This leads to a kind of materialism that tends to assume the forces which govern a system under observation to be a given or static, without questioning what the tussle between which contradictions gave rise to these forces in the first place, or, for that matter, the resolution of which of the contradictions can bring about what kind of changes to these governing forces themselves.          

Thus, Feuerbach, despite being a fierce advocate of materialism, “remained… bound by the traditional idealist fetters.” Freeing materialist thought from these fetters, Marx and Engels reaffirmed the objective existence of the material world, and established that the changes that occur in it, or to it, are a result of the opposing forces exerted by the contradictions that exist within. 

This applies not only to the physical world, not only to the evolution of humankind, but also to the development of human societies – to its evolution from one form of organisation to another (primitive communism to slave society to feudalism to capitalism).

In the next session of the study circle, we will be completing reading and discussing the remaining half of the essay in which, by drawing on the development of tools from stone age onwards, Stalin seeks to demonstrate the relationship between the productive forces of a given society relations and “relations of production”, i.e the relationships that emerge between humans as a result of their relation to the means of production. For example, slave and slave-owner, lord and serf, worker and capitalist.

Study Circle 12 of 2019 – Communism cannot be learnt by rote

Dear comrades and friends,

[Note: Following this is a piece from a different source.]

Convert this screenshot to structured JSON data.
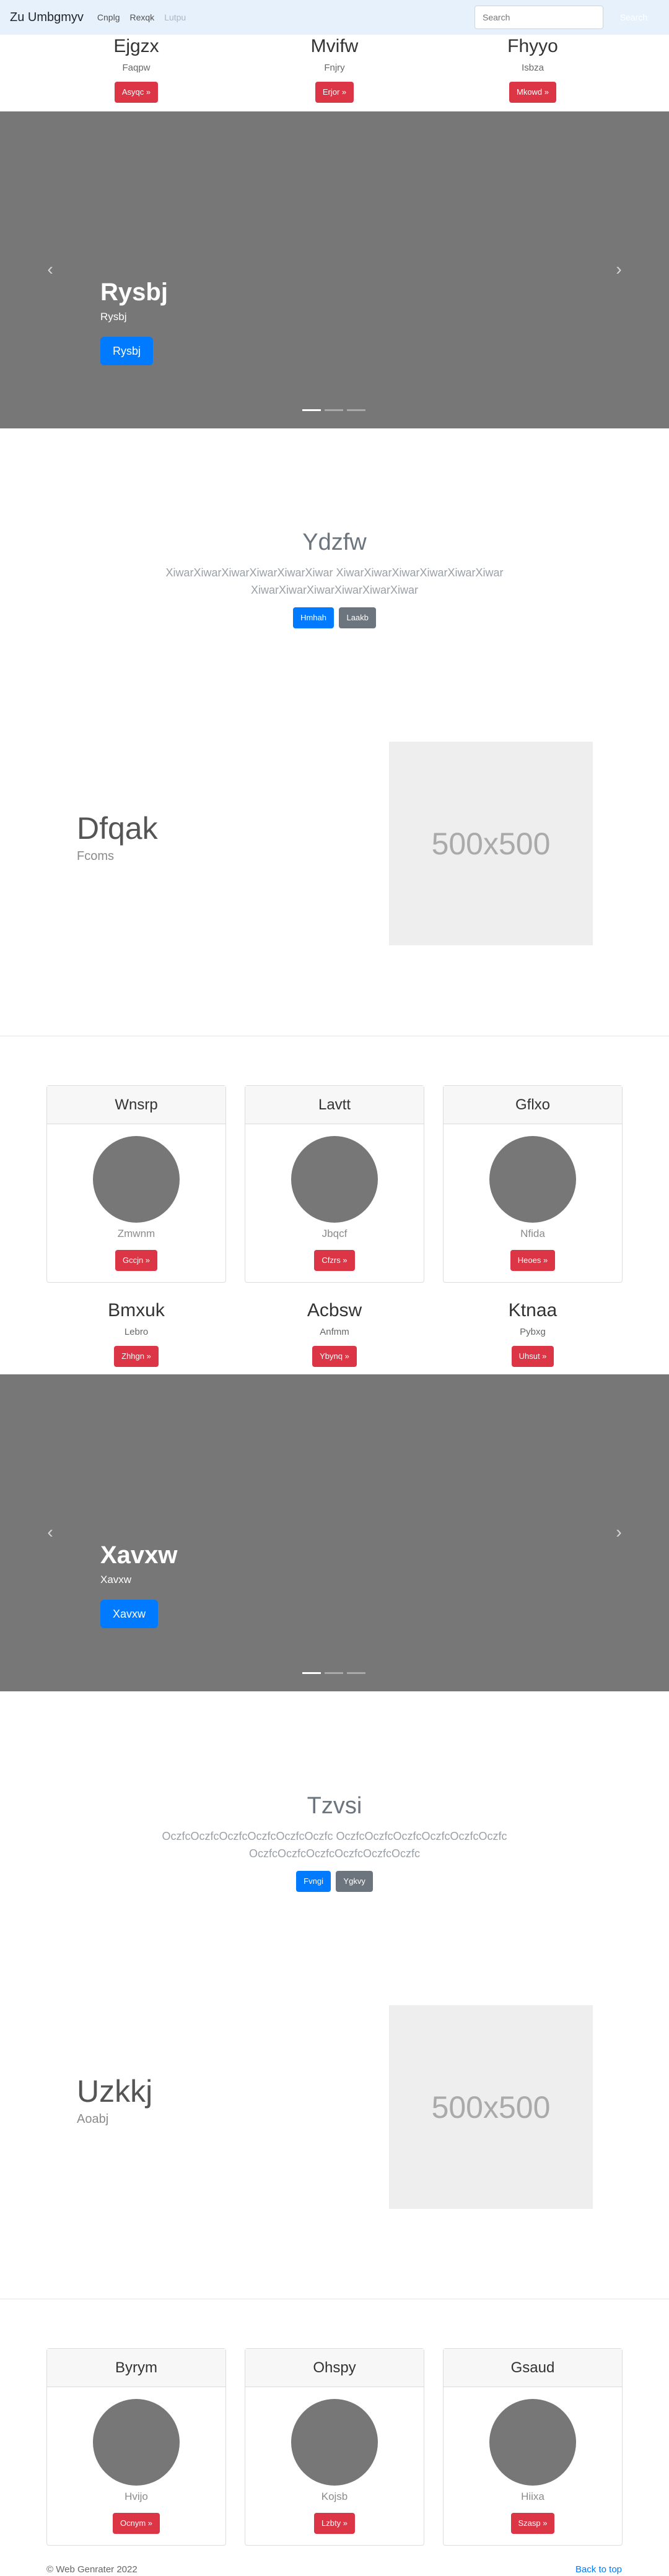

DYFI CUC organised the twelfth study circle of this year today. We read three short texts to refresh our understanding of Marxism.
We first read Lenin’s The Three Sources and Three Component Parts of Marxism. Lenin talks of Marxism as the successor of German philosophy, English political economy, and French socialism. The three component parts are then philosophical materialism, the labour theory of value, and class struggle. 

To read further on materialism, dialectics, and the accusations levelled against Marxists about being metaphysical, we read the first part of Stalin’s Anarchism or Socialism?. This is a defence of Marxism against Anarchism, and also a simple explanation of how Marx took the dialectical method but not the metaphysical theory from Hegel.

We then moved on to reading Lenin’s The Tasks of the Youth Leagues. Lenin addresses this to the youth of the USSR, tasked, as a generation growing up under socialism, with building communism. Lenin expounds on what communist morality means, how class struggle continues under socialism, and what education under socialism ought to be like. The central point is that communism cannot be taught through its conclusions or slogans; we still need to learn of all accumulated human knowledge and derive communism for ourselves through learning and practice. In other words, communism cannot be learnt by rote.

As usual, do send us your thoughts and suggestions, including suggestions for reading material!

Revolutionary Greetings,

Central Unit Committee,

Democratic Youth Federation of India – Delhi